Most people are concerned that many matters remain outside their control, and as the individual’s overall contribution is likely to be small, they often feel it will not matter too much if they leave it to others in general and the government in particular. This would be wrong; we should not ignore the possibility of contributing, however small that might be.
With this in mind, JCT set about considering how it might play its part in promoting sustainability and in securing the sustainability objectives of parties to construction contracts. These matters will affect all of those in construction and will take on particular significance for those on the demand side of the industry.
Is there a remedy for failure to meet the requirements of such a provision? Would these be legal or commercial remedies, or both – and will provisions only be aspirational?
JCT hypothesised that construction contracts should put sustainability requirements on contracting parties. These could apply to the specification of both building products and the construction process, and apply along the supply chain.
JCT recently invited members of the industry to discuss this issue, and found that there was support for introducing either contractual provisions or guidance on sustainability. The next stage is to ascertain whether this is a general view and, if so, the possible nature of such obligations and guidance.

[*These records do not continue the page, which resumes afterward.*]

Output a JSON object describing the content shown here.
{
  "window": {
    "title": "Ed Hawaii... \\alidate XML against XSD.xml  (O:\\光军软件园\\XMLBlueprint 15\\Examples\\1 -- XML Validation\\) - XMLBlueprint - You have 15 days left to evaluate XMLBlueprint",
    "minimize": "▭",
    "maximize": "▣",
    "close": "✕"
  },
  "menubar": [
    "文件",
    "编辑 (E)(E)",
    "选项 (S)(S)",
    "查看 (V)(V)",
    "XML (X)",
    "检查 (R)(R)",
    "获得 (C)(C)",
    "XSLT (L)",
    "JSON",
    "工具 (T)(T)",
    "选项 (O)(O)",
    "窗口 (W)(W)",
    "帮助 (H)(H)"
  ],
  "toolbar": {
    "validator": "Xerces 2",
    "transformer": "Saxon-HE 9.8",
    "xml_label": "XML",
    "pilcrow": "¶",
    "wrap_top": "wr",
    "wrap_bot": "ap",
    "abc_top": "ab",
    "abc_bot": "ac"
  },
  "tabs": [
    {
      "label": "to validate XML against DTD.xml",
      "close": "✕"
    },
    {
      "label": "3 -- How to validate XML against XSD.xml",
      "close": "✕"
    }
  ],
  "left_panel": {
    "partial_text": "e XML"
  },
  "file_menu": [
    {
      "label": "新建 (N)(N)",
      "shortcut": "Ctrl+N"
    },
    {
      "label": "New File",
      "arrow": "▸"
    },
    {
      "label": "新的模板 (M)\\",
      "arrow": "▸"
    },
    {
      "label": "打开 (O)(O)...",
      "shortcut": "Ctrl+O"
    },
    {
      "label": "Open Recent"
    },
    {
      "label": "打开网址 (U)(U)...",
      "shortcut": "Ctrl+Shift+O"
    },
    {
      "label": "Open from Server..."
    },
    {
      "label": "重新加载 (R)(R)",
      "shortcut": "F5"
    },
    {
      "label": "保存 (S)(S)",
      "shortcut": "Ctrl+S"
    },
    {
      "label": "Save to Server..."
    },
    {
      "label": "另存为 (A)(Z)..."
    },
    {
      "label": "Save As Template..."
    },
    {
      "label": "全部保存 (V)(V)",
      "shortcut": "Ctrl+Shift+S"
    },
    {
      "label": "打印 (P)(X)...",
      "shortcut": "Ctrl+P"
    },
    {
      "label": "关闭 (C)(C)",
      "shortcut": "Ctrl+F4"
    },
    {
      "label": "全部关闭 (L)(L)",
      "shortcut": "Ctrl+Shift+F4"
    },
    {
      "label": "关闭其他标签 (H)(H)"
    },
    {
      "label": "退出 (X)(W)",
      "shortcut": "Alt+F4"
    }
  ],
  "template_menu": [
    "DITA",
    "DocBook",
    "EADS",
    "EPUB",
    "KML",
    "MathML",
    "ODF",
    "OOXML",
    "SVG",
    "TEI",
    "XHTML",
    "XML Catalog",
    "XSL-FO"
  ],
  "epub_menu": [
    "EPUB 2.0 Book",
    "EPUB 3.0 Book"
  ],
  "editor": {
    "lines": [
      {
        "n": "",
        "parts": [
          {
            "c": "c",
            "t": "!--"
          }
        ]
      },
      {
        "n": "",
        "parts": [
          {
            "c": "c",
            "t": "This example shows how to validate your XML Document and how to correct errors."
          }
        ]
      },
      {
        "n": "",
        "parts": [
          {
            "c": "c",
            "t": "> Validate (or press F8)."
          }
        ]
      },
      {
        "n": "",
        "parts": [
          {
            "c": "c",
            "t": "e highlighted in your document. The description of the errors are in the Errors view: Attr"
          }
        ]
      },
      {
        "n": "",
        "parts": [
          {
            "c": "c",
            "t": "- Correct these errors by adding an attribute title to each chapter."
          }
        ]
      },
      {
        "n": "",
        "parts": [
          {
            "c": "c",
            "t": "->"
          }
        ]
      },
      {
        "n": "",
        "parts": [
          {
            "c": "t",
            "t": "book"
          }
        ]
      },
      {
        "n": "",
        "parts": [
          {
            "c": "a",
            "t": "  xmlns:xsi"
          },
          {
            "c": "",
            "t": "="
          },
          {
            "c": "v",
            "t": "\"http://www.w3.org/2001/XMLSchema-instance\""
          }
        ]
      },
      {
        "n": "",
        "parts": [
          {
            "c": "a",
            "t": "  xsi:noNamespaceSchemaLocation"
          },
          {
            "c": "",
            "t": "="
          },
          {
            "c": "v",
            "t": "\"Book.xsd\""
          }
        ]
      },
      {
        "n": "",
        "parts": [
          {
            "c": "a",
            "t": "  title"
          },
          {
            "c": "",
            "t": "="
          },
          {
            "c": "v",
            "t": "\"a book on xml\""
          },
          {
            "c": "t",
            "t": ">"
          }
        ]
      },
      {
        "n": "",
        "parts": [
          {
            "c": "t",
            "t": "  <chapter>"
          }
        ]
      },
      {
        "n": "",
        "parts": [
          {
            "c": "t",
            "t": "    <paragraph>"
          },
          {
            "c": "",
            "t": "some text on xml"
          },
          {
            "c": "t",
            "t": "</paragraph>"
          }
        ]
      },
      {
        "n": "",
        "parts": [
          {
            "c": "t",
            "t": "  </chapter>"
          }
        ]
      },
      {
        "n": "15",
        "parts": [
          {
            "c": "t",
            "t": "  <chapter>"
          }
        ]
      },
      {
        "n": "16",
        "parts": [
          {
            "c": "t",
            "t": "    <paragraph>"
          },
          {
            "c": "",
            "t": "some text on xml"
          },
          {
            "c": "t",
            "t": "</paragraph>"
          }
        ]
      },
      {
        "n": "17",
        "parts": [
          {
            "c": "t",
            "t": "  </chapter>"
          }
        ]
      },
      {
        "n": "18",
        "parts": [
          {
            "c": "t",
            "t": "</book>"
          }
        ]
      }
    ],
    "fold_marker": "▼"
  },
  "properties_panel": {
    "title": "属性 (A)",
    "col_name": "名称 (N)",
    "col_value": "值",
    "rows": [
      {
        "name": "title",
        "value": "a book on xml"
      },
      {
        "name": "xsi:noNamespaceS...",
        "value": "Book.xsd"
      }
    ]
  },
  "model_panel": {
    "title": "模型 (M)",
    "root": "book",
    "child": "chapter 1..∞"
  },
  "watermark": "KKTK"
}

We also want to explore how professional advisers can be encouraged to give priority to sustainable design features which, in turn, will likely effect a change in procurement.
JCT believes that contract provisions and guidance have a role to play to further the cause of sustainability in the industry. However, a balance needs to be found between these and the legislative regime.
Neither should be overly prescriptive but determining the correct level of detail will be a challenge, with questions such as: Is it possible to draft adequately a sustainability objective? How effective might a provision covering sustainability be? Is there a remedy for failure to meet the requirements of such a provision? Would these be legal or commercial remedies, or both – and will provisions only be aspirational?
Further consultation by JCT, which readers are invited to participate in, will explore these and other questions and if it confirms the initial consensus, JCT will provide the means by which the supply and demand sides of the construction industry can tackle sustainability within the context of construction contracts.
Peter Hibberd is secretary general of the JCT
For more coverage of the JCT’s sustainability consultation go to www.building.co.uk/sustainability, and to add your comment to the consultation process go to www.jctltd.co.uk